Assignment:
Pick the lines holding the string "ЛЮБОВЬ" out of the records and copy them.

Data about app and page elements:
•••••
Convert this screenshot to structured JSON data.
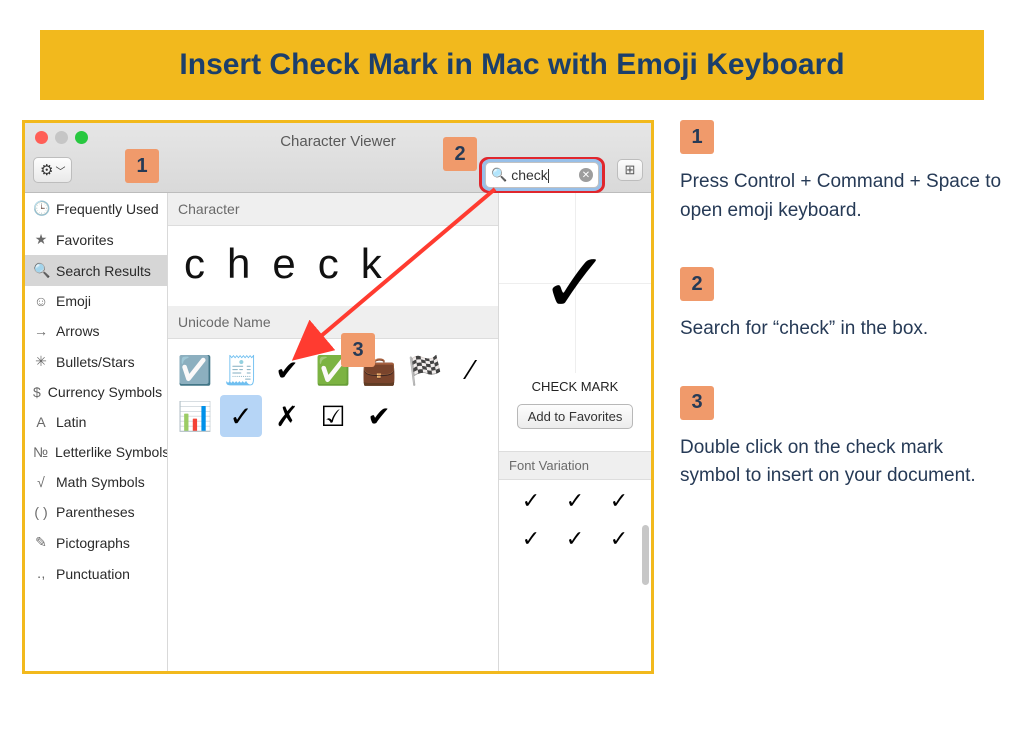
{
  "banner": {
    "title": "Insert Check Mark in Mac with Emoji Keyboard"
  },
  "window": {
    "title": "Character Viewer",
    "search_value": "check",
    "character_header": "Character",
    "character_display": "check",
    "unicode_header": "Unicode Name",
    "preview_glyph": "✓",
    "preview_name": "CHECK MARK",
    "favorite_button": "Add to Favorites",
    "font_variation_header": "Font Variation"
  },
  "sidebar": {
    "items": [
      {
        "icon": "🕒",
        "label": "Frequently Used"
      },
      {
        "icon": "★",
        "label": "Favorites"
      },
      {
        "icon": "🔍",
        "label": "Search Results"
      },
      {
        "icon": "☺",
        "label": "Emoji"
      },
      {
        "icon": "→",
        "label": "Arrows"
      },
      {
        "icon": "✳",
        "label": "Bullets/Stars"
      },
      {
        "icon": "$",
        "label": "Currency Symbols"
      },
      {
        "icon": "A",
        "label": "Latin"
      },
      {
        "icon": "№",
        "label": "Letterlike Symbols"
      },
      {
        "icon": "√",
        "label": "Math Symbols"
      },
      {
        "icon": "( )",
        "label": "Parentheses"
      },
      {
        "icon": "✎",
        "label": "Pictographs"
      },
      {
        "icon": "․,",
        "label": "Punctuation"
      }
    ]
  },
  "results": {
    "row1": [
      "☑️",
      "🧾",
      "✔",
      "✅",
      "💼",
      "🏁",
      "⁄"
    ],
    "row2": [
      "📊",
      "✓",
      "✗",
      "☑",
      "✔"
    ]
  },
  "font_variations": [
    "✓",
    "✓",
    "✓",
    "✓",
    "✓",
    "✓"
  ],
  "callouts": {
    "one": "1",
    "two": "2",
    "three": "3"
  },
  "steps": {
    "s1": "Press Control + Command + Space to open emoji keyboard.",
    "s2": "Search for “check” in the box.",
    "s3": "Double click on the check mark symbol to insert on your document."
  }
}
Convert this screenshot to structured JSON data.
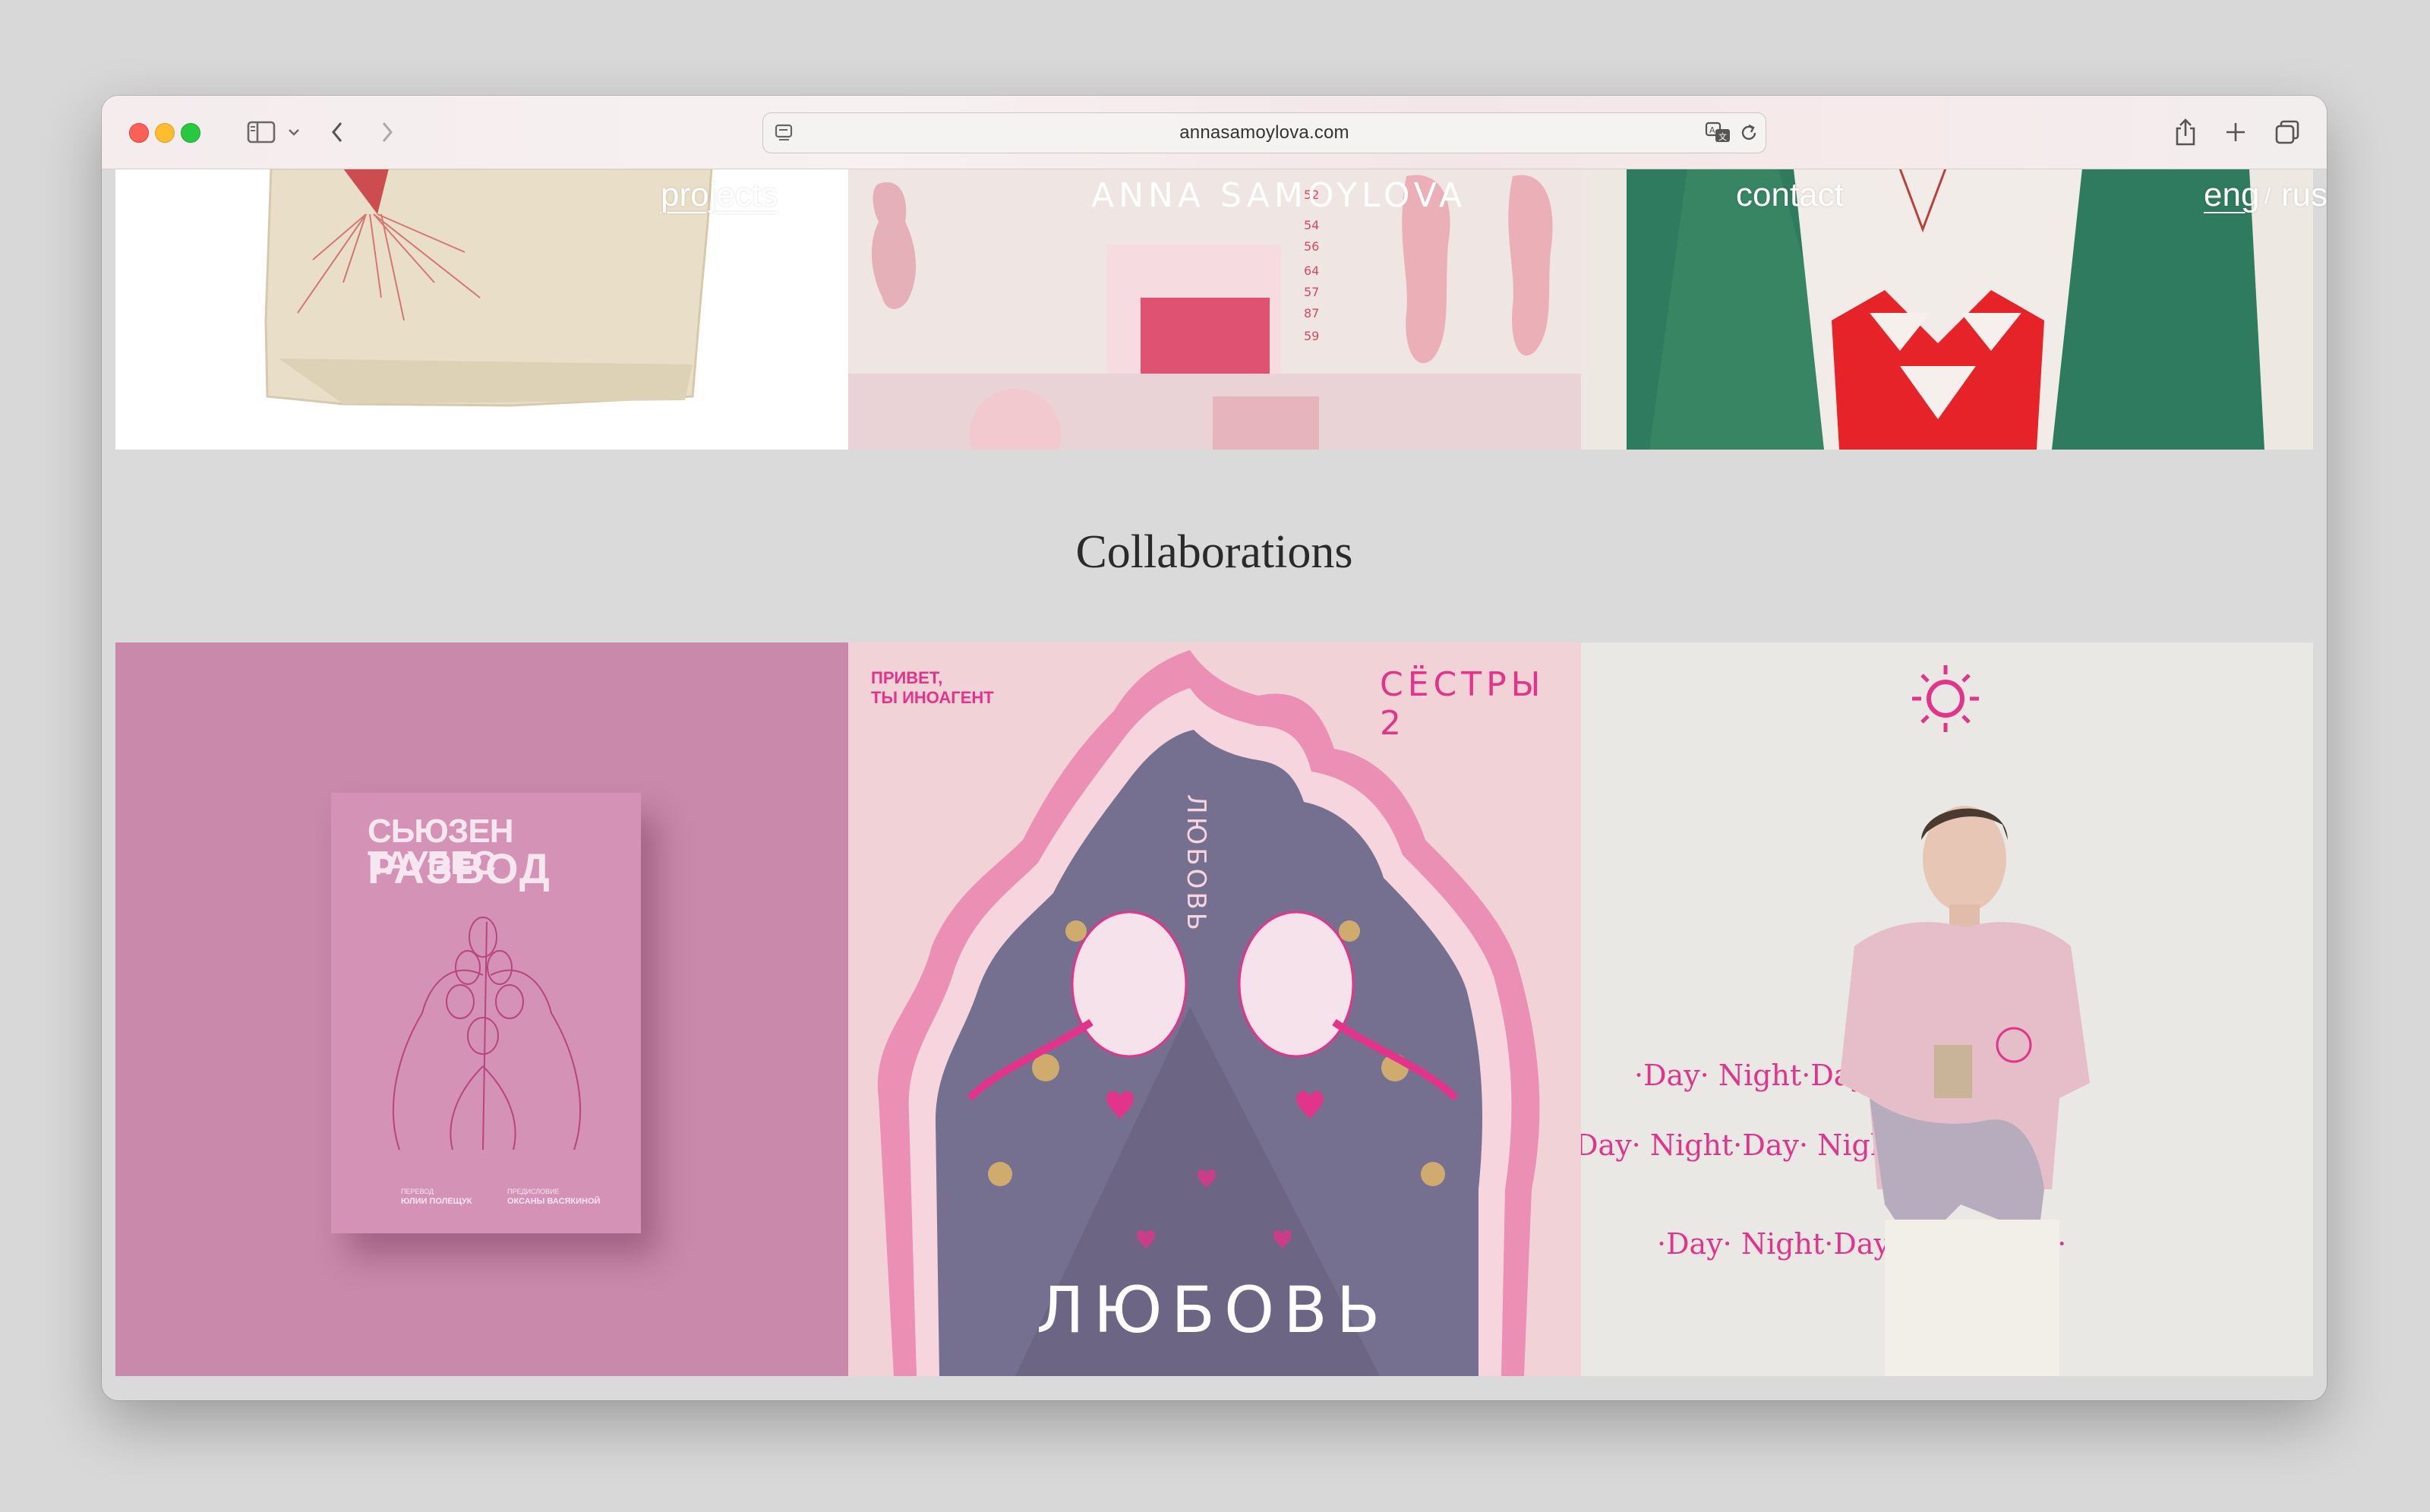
{
  "browser": {
    "url": "annasamoylova.com"
  },
  "site_nav": {
    "projects": "projects",
    "logo": "ANNA SAMOYLOVA",
    "contact": "contact",
    "lang_eng": "eng",
    "lang_sep": "/",
    "lang_rus": "rus"
  },
  "collaborations": {
    "title": "Collaborations",
    "book": {
      "author_title": "СЬЮЗЕН ТАУБЕС",
      "book_title": "РАЗВОД",
      "translator_label": "ПЕРЕВОД",
      "translator": "ЮЛИИ ПОЛЕЩУК",
      "foreword_label": "ПРЕДИСЛОВИЕ",
      "foreword": "ОКСАНЫ ВАСЯКИНОЙ"
    },
    "poster": {
      "top_left_line1": "ПРИВЕТ,",
      "top_left_line2": "ТЫ ИНОАГЕНТ",
      "top_right": "СЁСТРЫ 2",
      "inner_word": "ЛЮБОВЬ",
      "bottom_word": "ЛЮБОВЬ"
    },
    "fashion": {
      "pattern_line": "·Day· Night·Day· Night·Day·"
    }
  },
  "colors": {
    "accent_pink": "#e2348a",
    "book_pink": "#d38fb5",
    "poster_violet": "#6c6584"
  },
  "icons": {
    "sidebar": "sidebar-icon",
    "back": "chevron-left-icon",
    "forward": "chevron-right-icon",
    "translate": "translate-icon",
    "reload": "reload-icon",
    "share": "share-icon",
    "new_tab": "plus-icon",
    "tabs": "tabs-overview-icon"
  }
}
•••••
Problem solution:
      "inner_word": "ЛЮБОВЬ",
      "bottom_word": "ЛЮБОВЬ"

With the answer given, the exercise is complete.